In case you missed it:
The original post
Peter Hum’s response
Ted Gioia’s response
Jacob Teichroew's response
A quick recap: Ten diligent pianists (me included) are sitting in a room. We don’t know the song Carolina Shout. Whose fault is it?
A quick defense: As I said in my previous post, I consider myself a diligent student of music. Trust me, I’ve checked out lots of music including music from the early 1900’s. No, I didn’t see the Ken Burns documentary; I was probably busy in the other room practicing Scott Joplin!
(Side note: right now I’m working on some Teddy Wilson, Nikolai Kapustin and Doug Riley. Do you know who they are and their contribution to culture? That’s okay if you don’t. Hopefully one of these days we can have a listening session!)
Don’t forget the title of my original post. It’s a compromise! We’re all in this together. We’re all students of music and we’re all part of the culture! I can’t stress this enough.
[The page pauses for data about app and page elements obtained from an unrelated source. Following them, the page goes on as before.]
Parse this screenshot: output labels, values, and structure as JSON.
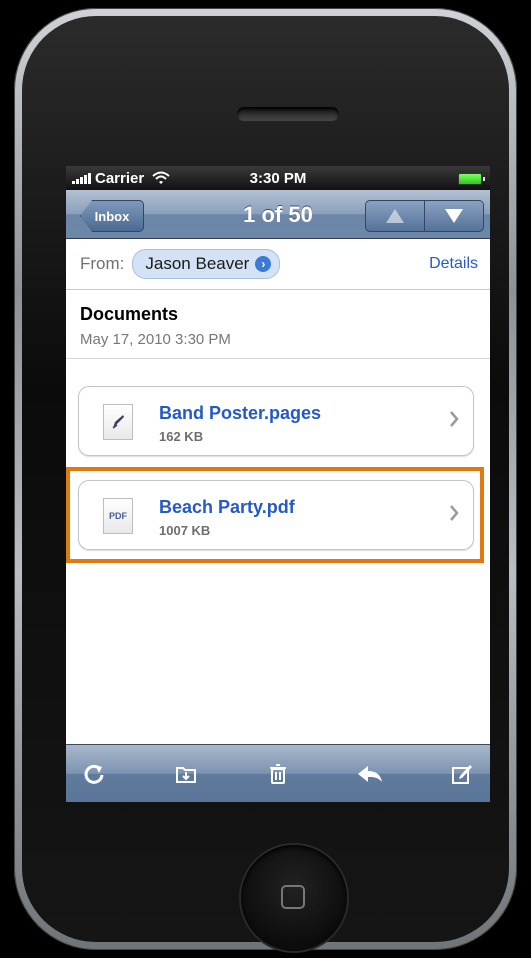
{
  "status_bar": {
    "carrier": "Carrier",
    "time": "3:30 PM"
  },
  "nav_bar": {
    "back_label": "Inbox",
    "title": "1 of 50",
    "previous_icon": "up-arrow-icon",
    "next_icon": "down-arrow-icon"
  },
  "header": {
    "from_label": "From:",
    "sender": "Jason Beaver",
    "details_label": "Details"
  },
  "message": {
    "subject": "Documents",
    "date": "May 17, 2010 3:30 PM"
  },
  "attachments": [
    {
      "name": "Band Poster.pages",
      "size": "162 KB",
      "icon": "pages-document-icon"
    },
    {
      "name": "Beach Party.pdf",
      "size": "1007 KB",
      "icon": "pdf-document-icon",
      "icon_text": "PDF"
    }
  ],
  "toolbar": {
    "items": [
      "refresh-icon",
      "move-to-folder-icon",
      "trash-icon",
      "reply-icon",
      "compose-icon"
    ]
  },
  "colors": {
    "highlight": "#e07a10",
    "link": "#2559c9",
    "nav_bar": "#6d87a9"
  }
}
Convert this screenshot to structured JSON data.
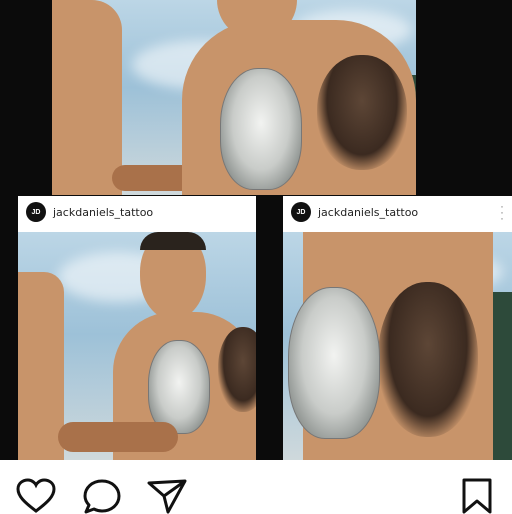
{
  "posts": [
    {
      "username": "jackdaniels_tattoo",
      "avatar_text": "JD"
    },
    {
      "username": "jackdaniels_tattoo",
      "avatar_text": "JD"
    }
  ],
  "actions": {
    "icons": [
      "heart-icon",
      "comment-icon",
      "share-icon",
      "bookmark-icon"
    ]
  },
  "colors": {
    "background": "#0b0b0b",
    "card": "#ffffff",
    "sky": "#9dc1d8",
    "skin": "#c8946a"
  }
}
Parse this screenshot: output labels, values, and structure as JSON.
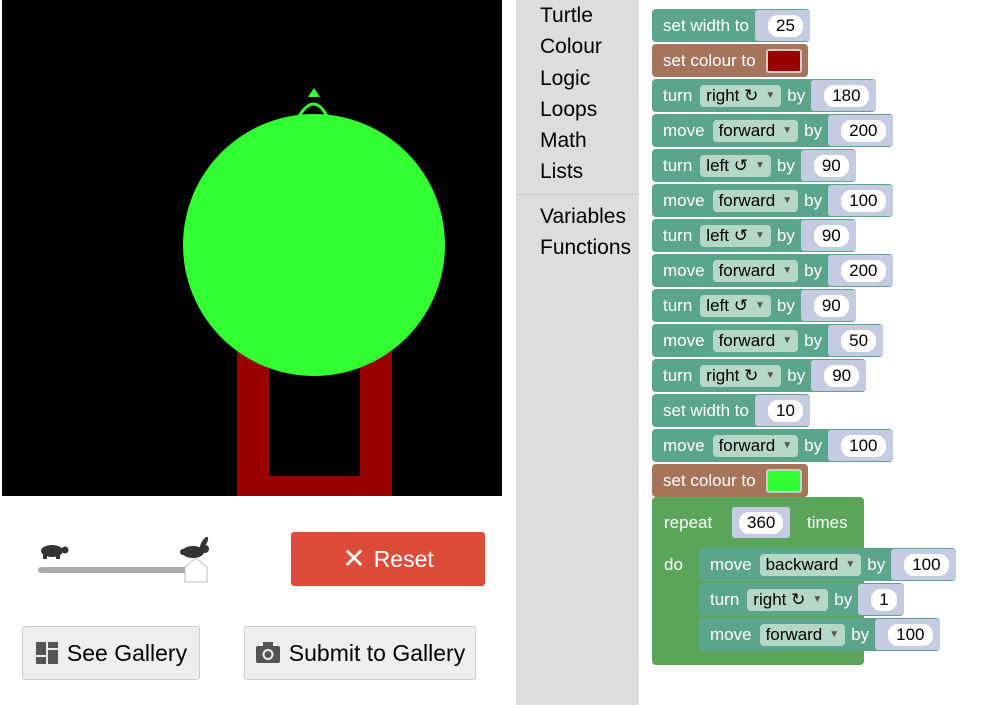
{
  "toolbox": {
    "items": [
      "Turtle",
      "Colour",
      "Logic",
      "Loops",
      "Math",
      "Lists"
    ],
    "items2": [
      "Variables",
      "Functions"
    ]
  },
  "controls": {
    "reset_label": "Reset",
    "gallery_label": "See Gallery",
    "submit_label": "Submit to Gallery",
    "speed_level": 1.0
  },
  "colors": {
    "canvas_bg": "#000000",
    "red_shape": "#990000",
    "green_circle": "#33ff33",
    "reset_button": "#dd4b39"
  },
  "blocks": [
    {
      "kind": "set_width",
      "label": "set width to",
      "value": "25"
    },
    {
      "kind": "set_colour",
      "label": "set colour to",
      "color": "#990000"
    },
    {
      "kind": "turn",
      "label": "turn",
      "dir": "right ↻",
      "by": "by",
      "value": "180"
    },
    {
      "kind": "move",
      "label": "move",
      "dir": "forward",
      "by": "by",
      "value": "200"
    },
    {
      "kind": "turn",
      "label": "turn",
      "dir": "left ↺",
      "by": "by",
      "value": "90"
    },
    {
      "kind": "move",
      "label": "move",
      "dir": "forward",
      "by": "by",
      "value": "100"
    },
    {
      "kind": "turn",
      "label": "turn",
      "dir": "left ↺",
      "by": "by",
      "value": "90"
    },
    {
      "kind": "move",
      "label": "move",
      "dir": "forward",
      "by": "by",
      "value": "200"
    },
    {
      "kind": "turn",
      "label": "turn",
      "dir": "left ↺",
      "by": "by",
      "value": "90"
    },
    {
      "kind": "move",
      "label": "move",
      "dir": "forward",
      "by": "by",
      "value": "50"
    },
    {
      "kind": "turn",
      "label": "turn",
      "dir": "right ↻",
      "by": "by",
      "value": "90"
    },
    {
      "kind": "set_width",
      "label": "set width to",
      "value": "10"
    },
    {
      "kind": "move",
      "label": "move",
      "dir": "forward",
      "by": "by",
      "value": "100"
    },
    {
      "kind": "set_colour",
      "label": "set colour to",
      "color": "#33ff33"
    }
  ],
  "repeat": {
    "label": "repeat",
    "count": "360",
    "times": "times",
    "do": "do",
    "body": [
      {
        "kind": "move",
        "label": "move",
        "dir": "backward",
        "by": "by",
        "value": "100"
      },
      {
        "kind": "turn",
        "label": "turn",
        "dir": "right ↻",
        "by": "by",
        "value": "1"
      },
      {
        "kind": "move",
        "label": "move",
        "dir": "forward",
        "by": "by",
        "value": "100"
      }
    ]
  }
}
Understand that if ten young pianists don’t know Carolina Shout, there is something more meaningful happening. Whether you believe it or not, it means that the culture of Carolina Shout is fading. 50 years ago, it was five young pianists. 100 years from now, it will be twenty. You can’t assume they all lack in diligence.
Do you feel passionately about Carolina Shout? Do you feel passionately about early jazz? Do you feel passionately about music in general? That’s great! What are you going to do about it? First, don’t assume that everybody has seen the Ken Burns documentary, or reads Do the Math, or had a father playing so-and-so’s rendition of Carolina Shout when they were young. Not everybody shares your experience. A few thoughts:
How can we share our passions? How can we preserve Carolina Shout?
Do you perform? When was the last time you recorded and performed Carolina Shout?
Do you write? When was the last time you wrote about Carolina Shout?
Do you lecture? When was the last time you spoke about Carolina Shout?
Important: When was the last time you tried to promote this music to kindergarten students?
Lastly, I’d like to close with a quote that my good friend Cathy Mitro sent me. She is extremely diligent and is at the forefront of jazz education in Canada and North America. ‘Food for thought’ as she put it:
“Culture cannot be inherited. The culture of previous ages will vanish unless each new generation wins it for itself again and again. Only that for which we have worked, or even suffered, truly belongs to us. Music will only enter our souls, live within us, if we plow our souls with our own efforts, with our own music making.” Zoltán Kodály
UPDATE - I wrote a response to Dalton Ridenhour (Link)
Why do we learn how to play fast? It’s because we’re preparing for repertoire that requires fast playing.
What if we can’t play fast, and never will play fast? Then we re-think the repertoire. Develop the skills to learn, play and compose slower music.
Kudos to the artist who passively and actively creates new music intelligibly crafted out of a need to battle technical and physical limitations. They are using their skills most efficiently and effectively. They are also freeing themselves from expectations that they must play and sound a certain way.